In 1919, after his father died, he took over the family business, marking an important milestone in his career, as he was now exposed to the traditional woodworking techniques. However, Sornay quickly developed a distinct personal style that combined traditional craftsmanship with modernist principles. He became known for his innovative use of wood, particularly veneer. The following year, he abandoned traditional style furniture and began creating contemporary, sometimes modular, pieces.

In 1932, he invented and patented an ornamental process that would become the emblem of the Sornay firm: "cloutage." This technique involves integrating small brass nails, often aligned, into the veneer or solid wood. It is not only aesthetic but also functional, as it provides stability to the furniture construction. André Sornay won a bronze medal for his personal desk at the “Exposition Internationale des Arts et Techniques dans la Vie Moderne” in 1937. During the war, he primarily used European woods such as oak, sometimes without nails, and the nails were mostly in aluminum since brass was requisitioned for armament.

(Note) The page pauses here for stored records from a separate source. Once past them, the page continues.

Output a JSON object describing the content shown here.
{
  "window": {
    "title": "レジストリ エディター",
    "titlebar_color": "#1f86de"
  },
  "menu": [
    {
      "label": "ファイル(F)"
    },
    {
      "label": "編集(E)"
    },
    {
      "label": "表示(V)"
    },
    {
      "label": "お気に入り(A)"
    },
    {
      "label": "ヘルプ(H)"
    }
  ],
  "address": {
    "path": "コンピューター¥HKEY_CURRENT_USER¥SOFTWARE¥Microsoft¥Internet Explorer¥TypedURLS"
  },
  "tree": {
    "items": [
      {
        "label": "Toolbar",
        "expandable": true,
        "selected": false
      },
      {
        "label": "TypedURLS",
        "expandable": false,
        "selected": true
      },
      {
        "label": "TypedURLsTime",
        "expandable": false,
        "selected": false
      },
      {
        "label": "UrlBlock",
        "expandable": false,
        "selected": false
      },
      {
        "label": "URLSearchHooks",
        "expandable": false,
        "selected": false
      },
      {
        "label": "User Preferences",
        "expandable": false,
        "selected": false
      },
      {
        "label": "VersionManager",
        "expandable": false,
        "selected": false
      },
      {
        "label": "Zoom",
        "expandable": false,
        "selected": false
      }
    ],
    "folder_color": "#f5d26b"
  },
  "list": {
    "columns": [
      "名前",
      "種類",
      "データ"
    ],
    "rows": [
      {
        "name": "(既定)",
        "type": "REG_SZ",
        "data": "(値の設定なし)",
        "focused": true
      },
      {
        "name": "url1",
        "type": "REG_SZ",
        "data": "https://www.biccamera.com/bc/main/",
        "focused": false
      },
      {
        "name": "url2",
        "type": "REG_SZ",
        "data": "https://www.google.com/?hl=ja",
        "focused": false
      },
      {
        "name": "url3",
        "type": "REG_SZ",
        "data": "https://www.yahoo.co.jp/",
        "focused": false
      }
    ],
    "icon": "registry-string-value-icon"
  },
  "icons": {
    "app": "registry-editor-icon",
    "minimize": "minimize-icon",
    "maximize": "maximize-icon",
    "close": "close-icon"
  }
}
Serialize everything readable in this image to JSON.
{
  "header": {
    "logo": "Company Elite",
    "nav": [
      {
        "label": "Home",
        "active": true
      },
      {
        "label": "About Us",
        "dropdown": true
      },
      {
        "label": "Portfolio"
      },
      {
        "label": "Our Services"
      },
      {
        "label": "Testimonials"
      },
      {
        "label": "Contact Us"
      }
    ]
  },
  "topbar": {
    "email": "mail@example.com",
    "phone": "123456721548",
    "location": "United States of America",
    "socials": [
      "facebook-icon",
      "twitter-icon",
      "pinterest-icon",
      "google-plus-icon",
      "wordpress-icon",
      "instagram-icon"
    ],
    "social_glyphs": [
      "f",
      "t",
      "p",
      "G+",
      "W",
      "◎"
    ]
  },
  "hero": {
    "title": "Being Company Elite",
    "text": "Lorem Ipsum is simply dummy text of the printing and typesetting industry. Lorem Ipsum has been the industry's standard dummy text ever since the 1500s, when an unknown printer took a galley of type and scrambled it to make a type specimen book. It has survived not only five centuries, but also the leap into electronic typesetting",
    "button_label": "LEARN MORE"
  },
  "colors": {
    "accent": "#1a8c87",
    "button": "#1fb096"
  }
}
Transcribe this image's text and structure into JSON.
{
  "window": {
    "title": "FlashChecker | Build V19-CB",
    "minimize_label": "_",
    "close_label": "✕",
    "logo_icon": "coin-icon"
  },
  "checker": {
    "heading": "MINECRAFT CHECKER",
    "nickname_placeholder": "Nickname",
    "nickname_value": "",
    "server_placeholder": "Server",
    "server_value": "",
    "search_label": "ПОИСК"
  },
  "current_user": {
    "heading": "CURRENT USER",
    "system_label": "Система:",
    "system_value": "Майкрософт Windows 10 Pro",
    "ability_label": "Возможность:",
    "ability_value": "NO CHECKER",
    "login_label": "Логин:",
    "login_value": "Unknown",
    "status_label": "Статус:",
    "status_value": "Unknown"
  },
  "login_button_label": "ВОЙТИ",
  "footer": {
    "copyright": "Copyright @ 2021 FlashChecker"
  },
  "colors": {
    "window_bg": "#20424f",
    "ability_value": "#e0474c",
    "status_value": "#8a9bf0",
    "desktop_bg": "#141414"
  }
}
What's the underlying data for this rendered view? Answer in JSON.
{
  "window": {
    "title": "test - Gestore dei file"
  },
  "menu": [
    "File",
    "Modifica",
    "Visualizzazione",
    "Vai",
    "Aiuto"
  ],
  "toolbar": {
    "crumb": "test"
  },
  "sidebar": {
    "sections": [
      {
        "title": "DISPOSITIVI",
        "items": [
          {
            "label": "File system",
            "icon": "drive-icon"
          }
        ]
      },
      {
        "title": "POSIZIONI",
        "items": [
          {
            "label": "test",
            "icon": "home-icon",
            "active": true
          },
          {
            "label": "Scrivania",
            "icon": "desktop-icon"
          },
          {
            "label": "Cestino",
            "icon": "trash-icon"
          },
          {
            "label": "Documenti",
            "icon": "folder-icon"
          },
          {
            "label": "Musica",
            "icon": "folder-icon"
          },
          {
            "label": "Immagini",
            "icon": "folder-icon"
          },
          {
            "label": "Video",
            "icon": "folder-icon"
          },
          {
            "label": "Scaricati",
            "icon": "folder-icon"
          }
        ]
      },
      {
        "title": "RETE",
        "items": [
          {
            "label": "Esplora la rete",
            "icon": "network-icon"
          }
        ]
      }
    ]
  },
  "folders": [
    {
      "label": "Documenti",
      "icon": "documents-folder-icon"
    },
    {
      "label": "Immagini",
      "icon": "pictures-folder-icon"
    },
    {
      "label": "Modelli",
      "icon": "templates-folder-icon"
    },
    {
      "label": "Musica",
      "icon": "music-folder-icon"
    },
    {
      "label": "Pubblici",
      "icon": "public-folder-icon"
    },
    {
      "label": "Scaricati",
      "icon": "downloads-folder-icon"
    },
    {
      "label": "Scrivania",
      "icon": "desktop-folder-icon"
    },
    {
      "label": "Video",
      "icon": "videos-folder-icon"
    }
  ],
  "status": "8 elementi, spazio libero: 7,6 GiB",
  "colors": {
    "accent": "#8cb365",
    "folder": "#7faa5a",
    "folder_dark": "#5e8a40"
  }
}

From 1945, André Sornay's firm transitioned to semi-industrial production related to “cloutage” and the rationalization of forms and manufacturing mechanisms. In parallel with his furniture creation activity, Sornay designed several architectural projects, notably modernist houses in Lyon, which highlighted his convictions in functional design and architecture.

In the 1950s and 1960s, André Sornay created more industrial furniture, sometimes combinable, in which he occasionally incorporated rubber or colored wood panels. Gradually, he handed over the reins of his firm to his children, who moved towards producing furniture for communities, while he returned to the pleasures of painting. He passed away on October 30, 2000.